Hesse's eat-or-be-eaten management style got its start at AT&T in the late 1970s. The story of how he joined AT&T says a lot about Hesse's grit.
Back then, AT&T recruited only from Harvard and Wharton. Hesse was attending Cornell, so he didn't even rate a look.
Undeterred, Hesse asked his sister, who lived in Boston, to do him a favor: Go to the Harvard campus and get information about AT&T's summer internship program off the message board, used by recruiters to post opportunities. (This was pre-Internet, remember.) Hesse says he then sat down and wrote the AT&T recruiter a letter.

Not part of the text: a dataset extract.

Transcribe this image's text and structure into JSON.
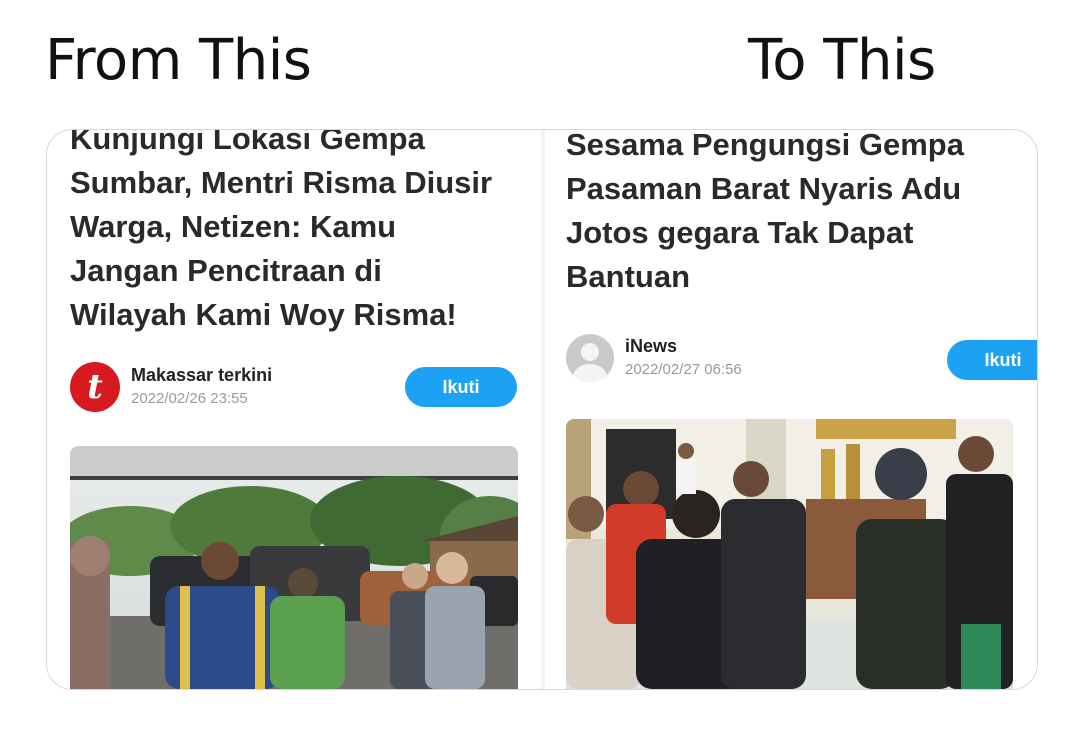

Hesse got the internship. Thus began his storied, 23-year run with AT&T.
His first stop, at 23, was in AT&T's new international division. Hesse, who circled the planet negotiating deals with foreign carriers, says the experience taught him a lot about the global telecom game.
A dozen jobs later, in 1996, Hesse was tapped to start a new AT&T-branded company that could compete head-on with AOL, then the king of dial-up.
Back then, AOL charged by the minute for access to its online content. Customers were largely limited to the "walled garden" of services offered exclusively by AOL — outside surfing was not encouraged.
Hesse had other plans. When AT&T's Worldnet made its debut in February 1996, it grabbed headlines with a novel offer: Unlimited access to the Internet for $20 a month. In addition, Worldnet customers could surf the Internet freely. The one catch? To get this deal, you had to subscribe to AT&T's long-distance services.
Worldnet sales went through the roof, Hesse recalls. "We added 600,000 customers in a matter of months."
With thousands of customers flocking to Worldnet, AOL and other rivals soon followed Hesse's lead.
Worldnet never did best AOL in the dial-up race. Even so, Hesse says, the company "really made the Internet legit." It also made flat-rate pricing a fixture in the Internet access business.
Restoring a great brand
A year later, in May 1997, Hesse got tapped to run AT&T Wireless, based in Seattle. The company was small — just 4 million customers — but even then, Hesse says, he could see that the opportunity was huge.
Back then, wireless calls were costly: $1 a minute or more, plus fees for long-distance and "roaming" from one carrier's territory to another. Adding to the confusion for customers, those fees could vary wildly depending where you were calling from, or to.
Because AT&T was a national brand, Hesse figured it only made sense to bring wireless into the fold. The result was Digital One Rate, which offered 600 minutes of anywhere calling for a flat fee of $90 a month.
Customers loved it and flocked to AT&T by the thousands. Rivals had no choice but to follow Hesse's lead. With that, wireless as a national service was born.
There's a footnote to this story: Digital One wound up attracting so many wireless customers so fast that some AT&T networks were overwhelmed. As customer complaints soared, the media pounced.
In reality, Hesse says, just one market — New York City — was affected.
Hesse says the New York problem was quickly fixed, and AT&T Wireless went on to win several J.D. Powers awards for service quality.
Even so, Hesse says, the experience taught him a valuable lesson: "You can restore a great brand when it's been tarnished, but you have to move quickly."
One example of a brand that rose from the ashes, he says, is Apple. "At one point, it was almost irrelevant," Hesse says. "Now look at it."
In that same vein, Hesse thinks the Sprint brand, considered one of the grand names in global telecom, is entirely salvageable.
As far as Hesse is concerned, Sprint isn't busted. It just needs a new game plan. And maybe a few well-placed "nukes" — Hesse-speak for anything that has the potential to rock the status quo.
"Anything that makes us relevant to the consumer is good," Hesse says, picking his words carefully. To get there, "We need to do something to make sure we're front-of-mind."
So stay tuned, America.